In which: hot weather reinforces the delights of woodland shade ● Corbyn and Thatcher appear to me ● Torquay reveals many facets ● what goes down inevitably goes up again ● they are strict in Babbacombe – but make interesting beach paths ● a cliff railway teases ● I see arches ● a ferry conveys me to ice-cream
Date: 20 June 2022
Time of walk: 0850 to 1515 * Today’s walking: 21.2 km * Progress along SWCP: 20.9 km Estimated ascent: 950 metres * plus earlier link to station
I parked the car at Teignmouth and got a train from there to Torquay station from where it is just a short walk to the South West Coast Path at Corbyn’s Beach
A walk along the neatly manicured beach and then a bit of promenade took me to the marina and harbours, with this modern bridge providing a linking route for pedestrians through the busy harbour area.
Torquay’s inner harbour
The SWCP then climbed up the cliffs before descending a little between high stone walls. A sign pointed left for the South West Coast Path, or straight on for “View Point of London Bridge Arch”, and though I often feel a reluctance to deviate from the route, I decided to see what London Bridge Arch was. The piece of information missing from the sign was the trivial distance of only a few metres diversion to reach the view point, and here is the arch of London Bridge.
I then climbed steeply to the top of the cliffs with their extensive views back over Torbay, and the lookout tower of the National Coastwatch Institution, before descending to the path and road along Meadfoot Beach where the waves were crashing gently against the sea wall.
From Meadfoot Beach it was an ascent again past Kilmorie to Thatcher Point from where there was a view of Thatcher Rock – so named because the rocks on the right-hand side are said to resemble a thatcher at work on the slope of a thatched roof.
I had a little exploration of Hope’s Nose, then it was some welcome shade from the hot sun in the woods around Black Head, the route here being known as Bishop’s Walk

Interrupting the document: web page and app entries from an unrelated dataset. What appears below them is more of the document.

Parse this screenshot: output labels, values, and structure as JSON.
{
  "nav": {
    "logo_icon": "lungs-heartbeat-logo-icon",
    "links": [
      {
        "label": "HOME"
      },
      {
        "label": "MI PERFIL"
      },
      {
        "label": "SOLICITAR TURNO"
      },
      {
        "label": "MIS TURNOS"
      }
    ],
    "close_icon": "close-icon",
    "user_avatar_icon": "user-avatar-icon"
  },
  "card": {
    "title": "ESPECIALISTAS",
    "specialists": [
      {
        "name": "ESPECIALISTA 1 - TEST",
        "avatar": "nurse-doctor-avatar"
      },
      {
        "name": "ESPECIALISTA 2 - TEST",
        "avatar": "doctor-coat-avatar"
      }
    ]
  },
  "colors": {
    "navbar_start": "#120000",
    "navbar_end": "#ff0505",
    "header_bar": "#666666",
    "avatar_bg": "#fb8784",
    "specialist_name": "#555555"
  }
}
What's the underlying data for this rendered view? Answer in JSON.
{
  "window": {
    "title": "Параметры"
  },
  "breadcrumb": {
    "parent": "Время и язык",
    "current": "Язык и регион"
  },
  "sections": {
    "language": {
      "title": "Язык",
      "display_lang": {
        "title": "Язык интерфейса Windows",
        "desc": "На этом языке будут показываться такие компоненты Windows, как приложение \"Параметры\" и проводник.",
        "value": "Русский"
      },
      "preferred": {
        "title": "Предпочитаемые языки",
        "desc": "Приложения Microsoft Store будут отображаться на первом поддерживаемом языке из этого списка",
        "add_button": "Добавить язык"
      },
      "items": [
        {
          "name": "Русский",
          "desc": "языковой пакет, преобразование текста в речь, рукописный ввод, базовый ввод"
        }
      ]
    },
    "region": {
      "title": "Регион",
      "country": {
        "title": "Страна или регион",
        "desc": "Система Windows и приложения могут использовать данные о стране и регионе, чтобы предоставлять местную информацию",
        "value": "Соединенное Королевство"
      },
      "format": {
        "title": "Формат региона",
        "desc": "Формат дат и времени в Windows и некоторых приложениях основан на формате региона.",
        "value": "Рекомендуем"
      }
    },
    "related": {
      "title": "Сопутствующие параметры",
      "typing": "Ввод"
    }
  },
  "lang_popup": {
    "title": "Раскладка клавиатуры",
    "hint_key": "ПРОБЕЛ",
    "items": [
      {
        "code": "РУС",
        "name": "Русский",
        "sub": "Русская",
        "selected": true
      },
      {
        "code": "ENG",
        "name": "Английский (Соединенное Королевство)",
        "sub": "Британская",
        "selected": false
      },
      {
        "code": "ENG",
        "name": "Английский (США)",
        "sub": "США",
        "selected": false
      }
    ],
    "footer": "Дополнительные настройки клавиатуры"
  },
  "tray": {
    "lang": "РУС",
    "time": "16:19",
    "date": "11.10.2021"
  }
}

After the welcome woodland, it is time to cross the dry downs towards Babbacombe
They’re strict in Babbacombe
A delightful route links Babbacombe and Oddicombe
continuing to Oddicombe, where I made a short diversion from the SWCP to the beach facilities and bought a welcome cold drink and sat on the steps above the beach for a few minutes.
My route on was then up the beach access road, under the Babbacombe Cliff Railway twice before heading further north as I continued to gain height to the top of the cliffs.
After a brief return to the urban fringe, there is a short walk along cliffs tops before descending through woodland above Shag Cliff, Smugglers’ Hole, Valley of Rocks, and others of evocative names.
As I approach Maidencombe, there is a good view back to Bell Rock
Much hot undulating cliff-top walking eventually brings me to this view of Teignmouth across the unseen river, and the accurately named Shaldon Approach Golf Course.
I had a good exploration of The Ness, before descending to Shaldon. “Ferry to Teignmouth” says the fingerpost. I missed two ferries after falling into conversation with the chap sat in the chair next to the hut, just the two of us putting the world to rights, before I eventually peeled myself away and walked down the beach.
Passengers disembark the ferry ready for my trip across the River Teign.
Journey’s end – I dropped my bag off at the car and went in search of a celebratory ice-cream. Very good it was too.